* **Your task**
Copy every entry below verbatim, except for images.

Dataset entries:
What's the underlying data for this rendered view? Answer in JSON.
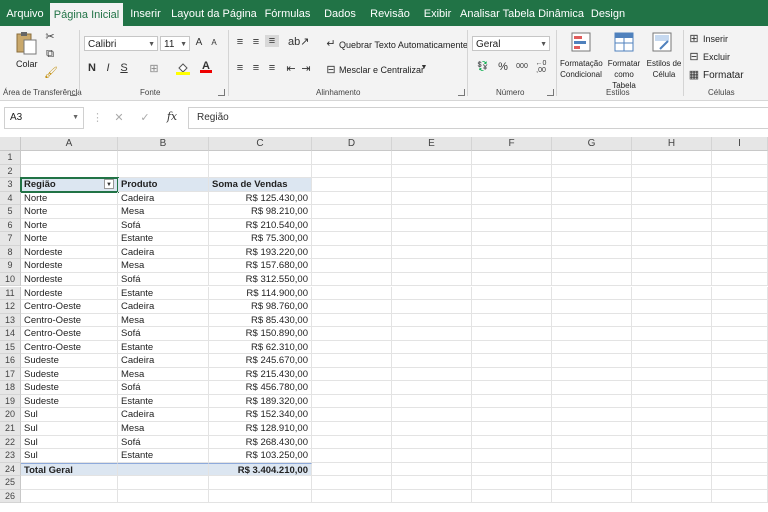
{
  "tabs": [
    "Arquivo",
    "Página Inicial",
    "Inserir",
    "Layout da Página",
    "Fórmulas",
    "Dados",
    "Revisão",
    "Exibir",
    "Analisar Tabela Dinâmica",
    "Design"
  ],
  "active_tab": "Página Inicial",
  "ribbon": {
    "clipboard": {
      "paste_label": "Colar",
      "group_label": "Área de Transferência"
    },
    "font": {
      "name": "Calibri",
      "size": "11",
      "bold": "N",
      "italic": "I",
      "underline": "S",
      "grow": "A",
      "shrink": "A",
      "font_color": "A",
      "group_label": "Fonte"
    },
    "alignment": {
      "wrap_label": "Quebrar Texto Automaticamente",
      "merge_label": "Mesclar e Centralizar",
      "group_label": "Alinhamento"
    },
    "number": {
      "format": "Geral",
      "percent": "%",
      "comma": "000",
      "group_label": "Número"
    },
    "styles": {
      "conditional_line1": "Formatação",
      "conditional_line2": "Condicional",
      "table_line1": "Formatar",
      "table_line2": "como Tabela",
      "cell_line1": "Estilos de",
      "cell_line2": "Célula",
      "group_label": "Estilos"
    },
    "cells": {
      "insert": "Inserir",
      "delete": "Excluir",
      "format": "Formatar",
      "group_label": "Células"
    }
  },
  "formula_bar": {
    "name_box": "A3",
    "fx": "fx",
    "value": "Região"
  },
  "columns": [
    "A",
    "B",
    "C",
    "D",
    "E",
    "F",
    "G",
    "H",
    "I"
  ],
  "row_numbers": [
    "1",
    "2",
    "3",
    "4",
    "5",
    "6",
    "7",
    "8",
    "9",
    "10",
    "11",
    "12",
    "13",
    "14",
    "15",
    "16",
    "17",
    "18",
    "19",
    "20",
    "21",
    "22",
    "23",
    "24",
    "25",
    "26"
  ],
  "pivot": {
    "headers": [
      "Região",
      "Produto",
      "Soma de Vendas"
    ],
    "rows": [
      [
        "Norte",
        "Cadeira",
        "R$ 125.430,00"
      ],
      [
        "Norte",
        "Mesa",
        "R$ 98.210,00"
      ],
      [
        "Norte",
        "Sofá",
        "R$ 210.540,00"
      ],
      [
        "Norte",
        "Estante",
        "R$ 75.300,00"
      ],
      [
        "Nordeste",
        "Cadeira",
        "R$ 193.220,00"
      ],
      [
        "Nordeste",
        "Mesa",
        "R$ 157.680,00"
      ],
      [
        "Nordeste",
        "Sofá",
        "R$ 312.550,00"
      ],
      [
        "Nordeste",
        "Estante",
        "R$ 114.900,00"
      ],
      [
        "Centro-Oeste",
        "Cadeira",
        "R$ 98.760,00"
      ],
      [
        "Centro-Oeste",
        "Mesa",
        "R$ 85.430,00"
      ],
      [
        "Centro-Oeste",
        "Sofá",
        "R$ 150.890,00"
      ],
      [
        "Centro-Oeste",
        "Estante",
        "R$ 62.310,00"
      ],
      [
        "Sudeste",
        "Cadeira",
        "R$ 245.670,00"
      ],
      [
        "Sudeste",
        "Mesa",
        "R$ 215.430,00"
      ],
      [
        "Sudeste",
        "Sofá",
        "R$ 456.780,00"
      ],
      [
        "Sudeste",
        "Estante",
        "R$ 189.320,00"
      ],
      [
        "Sul",
        "Cadeira",
        "R$ 152.340,00"
      ],
      [
        "Sul",
        "Mesa",
        "R$ 128.910,00"
      ],
      [
        "Sul",
        "Sofá",
        "R$ 268.430,00"
      ],
      [
        "Sul",
        "Estante",
        "R$ 103.250,00"
      ]
    ],
    "total_label": "Total Geral",
    "total_value": "R$ 3.404.210,00"
  },
  "colors": {
    "accent": "#217346",
    "pivot_header": "#dce6f1"
  }
}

* **Result of the exercise**
What's the underlying data for this rendered view? Answer in JSON.
{
  "tabs": [
    "Arquivo",
    "Página Inicial",
    "Inserir",
    "Layout da Página",
    "Fórmulas",
    "Dados",
    "Revisão",
    "Exibir",
    "Analisar Tabela Dinâmica",
    "Design"
  ],
  "active_tab": "Página Inicial",
  "ribbon": {
    "clipboard": {
      "paste_label": "Colar",
      "group_label": "Área de Transferência"
    },
    "font": {
      "name": "Calibri",
      "size": "11",
      "bold": "N",
      "italic": "I",
      "underline": "S",
      "grow": "A",
      "shrink": "A",
      "font_color": "A",
      "group_label": "Fonte"
    },
    "alignment": {
      "wrap_label": "Quebrar Texto Automaticamente",
      "merge_label": "Mesclar e Centralizar",
      "group_label": "Alinhamento"
    },
    "number": {
      "format": "Geral",
      "percent": "%",
      "comma": "000",
      "group_label": "Número"
    },
    "styles": {
      "conditional_line1": "Formatação",
      "conditional_line2": "Condicional",
      "table_line1": "Formatar",
      "table_line2": "como Tabela",
      "cell_line1": "Estilos de",
      "cell_line2": "Célula",
      "group_label": "Estilos"
    },
    "cells": {
      "insert": "Inserir",
      "delete": "Excluir",
      "format": "Formatar",
      "group_label": "Células"
    }
  },
  "formula_bar": {
    "name_box": "A3",
    "fx": "fx",
    "value": "Região"
  },
  "columns": [
    "A",
    "B",
    "C",
    "D",
    "E",
    "F",
    "G",
    "H",
    "I"
  ],
  "row_numbers": [
    "1",
    "2",
    "3",
    "4",
    "5",
    "6",
    "7",
    "8",
    "9",
    "10",
    "11",
    "12",
    "13",
    "14",
    "15",
    "16",
    "17",
    "18",
    "19",
    "20",
    "21",
    "22",
    "23",
    "24",
    "25",
    "26"
  ],
  "pivot": {
    "headers": [
      "Região",
      "Produto",
      "Soma de Vendas"
    ],
    "rows": [
      [
        "Norte",
        "Cadeira",
        "R$ 125.430,00"
      ],
      [
        "Norte",
        "Mesa",
        "R$ 98.210,00"
      ],
      [
        "Norte",
        "Sofá",
        "R$ 210.540,00"
      ],
      [
        "Norte",
        "Estante",
        "R$ 75.300,00"
      ],
      [
        "Nordeste",
        "Cadeira",
        "R$ 193.220,00"
      ],
      [
        "Nordeste",
        "Mesa",
        "R$ 157.680,00"
      ],
      [
        "Nordeste",
        "Sofá",
        "R$ 312.550,00"
      ],
      [
        "Nordeste",
        "Estante",
        "R$ 114.900,00"
      ],
      [
        "Centro-Oeste",
        "Cadeira",
        "R$ 98.760,00"
      ],
      [
        "Centro-Oeste",
        "Mesa",
        "R$ 85.430,00"
      ],
      [
        "Centro-Oeste",
        "Sofá",
        "R$ 150.890,00"
      ],
      [
        "Centro-Oeste",
        "Estante",
        "R$ 62.310,00"
      ],
      [
        "Sudeste",
        "Cadeira",
        "R$ 245.670,00"
      ],
      [
        "Sudeste",
        "Mesa",
        "R$ 215.430,00"
      ],
      [
        "Sudeste",
        "Sofá",
        "R$ 456.780,00"
      ],
      [
        "Sudeste",
        "Estante",
        "R$ 189.320,00"
      ],
      [
        "Sul",
        "Cadeira",
        "R$ 152.340,00"
      ],
      [
        "Sul",
        "Mesa",
        "R$ 128.910,00"
      ],
      [
        "Sul",
        "Sofá",
        "R$ 268.430,00"
      ],
      [
        "Sul",
        "Estante",
        "R$ 103.250,00"
      ]
    ],
    "total_label": "Total Geral",
    "total_value": "R$ 3.404.210,00"
  },
  "colors": {
    "accent": "#217346",
    "pivot_header": "#dce6f1"
  }
}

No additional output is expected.